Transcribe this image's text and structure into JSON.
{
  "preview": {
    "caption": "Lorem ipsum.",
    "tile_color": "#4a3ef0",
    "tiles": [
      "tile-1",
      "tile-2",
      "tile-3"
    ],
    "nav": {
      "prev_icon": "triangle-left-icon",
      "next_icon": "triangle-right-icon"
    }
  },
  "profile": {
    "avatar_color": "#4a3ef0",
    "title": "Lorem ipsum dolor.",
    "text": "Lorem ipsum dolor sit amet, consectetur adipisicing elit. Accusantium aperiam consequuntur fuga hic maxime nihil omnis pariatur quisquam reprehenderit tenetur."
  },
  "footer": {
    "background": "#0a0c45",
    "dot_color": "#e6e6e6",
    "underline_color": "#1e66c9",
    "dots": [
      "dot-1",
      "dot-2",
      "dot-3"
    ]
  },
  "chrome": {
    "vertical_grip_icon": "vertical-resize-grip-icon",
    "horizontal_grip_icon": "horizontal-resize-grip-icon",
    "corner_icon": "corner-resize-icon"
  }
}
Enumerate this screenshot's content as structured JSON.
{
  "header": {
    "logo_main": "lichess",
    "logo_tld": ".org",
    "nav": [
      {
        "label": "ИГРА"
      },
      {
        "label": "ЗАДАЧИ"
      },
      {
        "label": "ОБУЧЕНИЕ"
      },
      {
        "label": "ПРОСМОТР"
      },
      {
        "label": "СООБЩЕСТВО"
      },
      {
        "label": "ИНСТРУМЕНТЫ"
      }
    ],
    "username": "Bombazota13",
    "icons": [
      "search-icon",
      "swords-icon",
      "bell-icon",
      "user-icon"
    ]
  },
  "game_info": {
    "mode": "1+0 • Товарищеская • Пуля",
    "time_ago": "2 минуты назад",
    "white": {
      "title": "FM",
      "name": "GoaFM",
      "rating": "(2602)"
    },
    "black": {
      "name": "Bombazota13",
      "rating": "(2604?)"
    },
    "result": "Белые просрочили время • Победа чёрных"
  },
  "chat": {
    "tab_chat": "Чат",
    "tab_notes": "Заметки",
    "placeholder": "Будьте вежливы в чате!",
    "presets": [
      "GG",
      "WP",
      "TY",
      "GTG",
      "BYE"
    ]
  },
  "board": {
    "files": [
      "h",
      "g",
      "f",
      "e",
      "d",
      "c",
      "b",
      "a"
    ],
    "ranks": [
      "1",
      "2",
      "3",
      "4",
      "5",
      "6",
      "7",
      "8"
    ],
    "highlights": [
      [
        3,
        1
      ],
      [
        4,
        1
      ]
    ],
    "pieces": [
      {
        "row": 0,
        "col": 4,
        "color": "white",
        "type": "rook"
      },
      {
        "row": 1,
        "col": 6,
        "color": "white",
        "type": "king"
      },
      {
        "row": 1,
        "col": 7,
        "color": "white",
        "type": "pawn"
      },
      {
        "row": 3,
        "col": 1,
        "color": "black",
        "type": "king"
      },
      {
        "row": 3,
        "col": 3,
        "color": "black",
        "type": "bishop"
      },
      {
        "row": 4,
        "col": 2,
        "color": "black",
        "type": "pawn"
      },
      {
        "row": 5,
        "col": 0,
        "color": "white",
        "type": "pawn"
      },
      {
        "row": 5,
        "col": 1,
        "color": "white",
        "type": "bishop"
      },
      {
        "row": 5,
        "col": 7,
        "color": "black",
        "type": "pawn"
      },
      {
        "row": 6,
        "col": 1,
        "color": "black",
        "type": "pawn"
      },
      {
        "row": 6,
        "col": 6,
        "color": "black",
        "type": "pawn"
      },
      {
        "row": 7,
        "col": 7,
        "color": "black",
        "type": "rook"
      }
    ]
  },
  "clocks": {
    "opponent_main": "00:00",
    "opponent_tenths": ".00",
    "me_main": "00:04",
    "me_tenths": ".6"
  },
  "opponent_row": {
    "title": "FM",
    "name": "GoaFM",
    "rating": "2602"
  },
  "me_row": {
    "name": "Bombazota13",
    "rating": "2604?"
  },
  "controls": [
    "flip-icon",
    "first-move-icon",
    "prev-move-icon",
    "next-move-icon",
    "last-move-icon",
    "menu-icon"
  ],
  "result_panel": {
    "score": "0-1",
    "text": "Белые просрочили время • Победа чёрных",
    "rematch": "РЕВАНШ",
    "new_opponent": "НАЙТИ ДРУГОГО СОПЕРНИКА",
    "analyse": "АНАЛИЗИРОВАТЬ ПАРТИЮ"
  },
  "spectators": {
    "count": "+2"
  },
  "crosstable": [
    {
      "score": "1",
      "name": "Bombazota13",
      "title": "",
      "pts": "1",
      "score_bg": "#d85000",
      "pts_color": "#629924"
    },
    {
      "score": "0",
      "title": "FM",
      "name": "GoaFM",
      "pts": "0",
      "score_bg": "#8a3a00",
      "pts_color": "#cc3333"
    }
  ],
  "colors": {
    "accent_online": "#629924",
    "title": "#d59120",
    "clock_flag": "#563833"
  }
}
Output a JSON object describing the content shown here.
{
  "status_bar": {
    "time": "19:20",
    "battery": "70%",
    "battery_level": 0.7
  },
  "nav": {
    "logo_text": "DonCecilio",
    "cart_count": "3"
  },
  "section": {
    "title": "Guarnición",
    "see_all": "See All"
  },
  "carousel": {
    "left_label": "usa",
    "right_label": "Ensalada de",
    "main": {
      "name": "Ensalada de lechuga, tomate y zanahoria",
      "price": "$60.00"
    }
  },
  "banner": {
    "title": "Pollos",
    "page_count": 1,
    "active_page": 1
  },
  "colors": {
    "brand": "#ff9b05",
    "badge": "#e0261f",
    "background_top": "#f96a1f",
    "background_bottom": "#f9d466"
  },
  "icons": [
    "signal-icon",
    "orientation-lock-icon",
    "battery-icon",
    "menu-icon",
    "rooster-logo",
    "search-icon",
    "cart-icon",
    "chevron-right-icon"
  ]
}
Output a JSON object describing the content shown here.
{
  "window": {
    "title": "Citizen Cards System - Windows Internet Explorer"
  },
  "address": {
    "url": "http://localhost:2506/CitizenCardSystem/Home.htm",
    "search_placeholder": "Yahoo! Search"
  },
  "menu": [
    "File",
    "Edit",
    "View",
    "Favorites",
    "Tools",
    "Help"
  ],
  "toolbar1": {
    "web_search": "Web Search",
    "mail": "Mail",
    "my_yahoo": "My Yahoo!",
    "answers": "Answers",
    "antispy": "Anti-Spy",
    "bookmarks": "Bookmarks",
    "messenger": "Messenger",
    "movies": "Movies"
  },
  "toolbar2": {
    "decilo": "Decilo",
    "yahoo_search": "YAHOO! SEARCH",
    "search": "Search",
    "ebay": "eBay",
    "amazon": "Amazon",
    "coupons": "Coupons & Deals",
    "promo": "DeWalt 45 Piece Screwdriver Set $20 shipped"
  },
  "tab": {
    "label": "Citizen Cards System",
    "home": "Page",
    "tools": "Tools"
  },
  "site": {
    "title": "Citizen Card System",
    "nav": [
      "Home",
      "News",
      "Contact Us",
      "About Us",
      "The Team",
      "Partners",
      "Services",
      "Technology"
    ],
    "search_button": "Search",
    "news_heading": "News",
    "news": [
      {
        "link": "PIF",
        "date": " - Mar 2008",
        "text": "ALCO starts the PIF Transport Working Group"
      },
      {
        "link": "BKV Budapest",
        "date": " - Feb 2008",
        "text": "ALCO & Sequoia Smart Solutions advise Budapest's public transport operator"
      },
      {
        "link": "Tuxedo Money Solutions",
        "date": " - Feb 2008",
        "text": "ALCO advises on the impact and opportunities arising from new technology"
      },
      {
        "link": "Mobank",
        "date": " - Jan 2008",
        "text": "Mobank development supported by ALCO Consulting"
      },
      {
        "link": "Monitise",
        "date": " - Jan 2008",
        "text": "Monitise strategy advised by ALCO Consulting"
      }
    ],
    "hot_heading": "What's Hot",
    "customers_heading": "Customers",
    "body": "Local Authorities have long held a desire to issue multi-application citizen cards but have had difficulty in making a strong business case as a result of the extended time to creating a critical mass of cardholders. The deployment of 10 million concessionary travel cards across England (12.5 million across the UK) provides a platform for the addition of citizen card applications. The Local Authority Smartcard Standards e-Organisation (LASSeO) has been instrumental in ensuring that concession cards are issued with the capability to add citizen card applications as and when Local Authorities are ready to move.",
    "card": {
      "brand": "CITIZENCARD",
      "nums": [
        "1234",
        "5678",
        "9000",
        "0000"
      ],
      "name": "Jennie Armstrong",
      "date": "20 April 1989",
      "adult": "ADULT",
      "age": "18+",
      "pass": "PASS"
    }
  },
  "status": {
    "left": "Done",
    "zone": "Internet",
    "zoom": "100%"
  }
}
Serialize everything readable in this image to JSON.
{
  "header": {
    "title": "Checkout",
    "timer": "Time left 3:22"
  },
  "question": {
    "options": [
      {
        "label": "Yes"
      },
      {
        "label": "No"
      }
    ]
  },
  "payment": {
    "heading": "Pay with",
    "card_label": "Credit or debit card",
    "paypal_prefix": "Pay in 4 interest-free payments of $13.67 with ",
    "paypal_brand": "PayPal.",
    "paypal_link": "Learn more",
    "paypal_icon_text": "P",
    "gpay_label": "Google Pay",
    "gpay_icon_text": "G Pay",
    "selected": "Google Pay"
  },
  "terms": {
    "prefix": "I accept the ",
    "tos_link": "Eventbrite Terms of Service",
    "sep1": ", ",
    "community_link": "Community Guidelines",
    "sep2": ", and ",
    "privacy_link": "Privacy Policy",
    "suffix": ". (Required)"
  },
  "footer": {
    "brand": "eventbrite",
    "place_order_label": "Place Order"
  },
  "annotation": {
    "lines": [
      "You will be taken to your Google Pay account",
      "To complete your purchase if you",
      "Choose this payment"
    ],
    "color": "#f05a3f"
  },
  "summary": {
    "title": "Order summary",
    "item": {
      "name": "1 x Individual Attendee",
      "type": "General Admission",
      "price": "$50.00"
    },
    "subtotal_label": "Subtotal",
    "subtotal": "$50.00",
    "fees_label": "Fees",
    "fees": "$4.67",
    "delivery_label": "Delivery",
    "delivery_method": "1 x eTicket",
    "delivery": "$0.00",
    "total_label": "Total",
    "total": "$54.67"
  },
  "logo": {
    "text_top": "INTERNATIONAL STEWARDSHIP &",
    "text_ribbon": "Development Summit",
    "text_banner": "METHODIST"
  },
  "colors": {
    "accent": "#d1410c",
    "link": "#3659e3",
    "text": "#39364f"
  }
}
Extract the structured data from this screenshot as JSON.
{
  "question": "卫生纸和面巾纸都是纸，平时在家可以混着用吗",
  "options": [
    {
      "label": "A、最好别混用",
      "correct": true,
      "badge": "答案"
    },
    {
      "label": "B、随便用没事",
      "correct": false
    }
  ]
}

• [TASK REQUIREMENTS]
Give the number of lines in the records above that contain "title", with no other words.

• [TASK RESULT]
12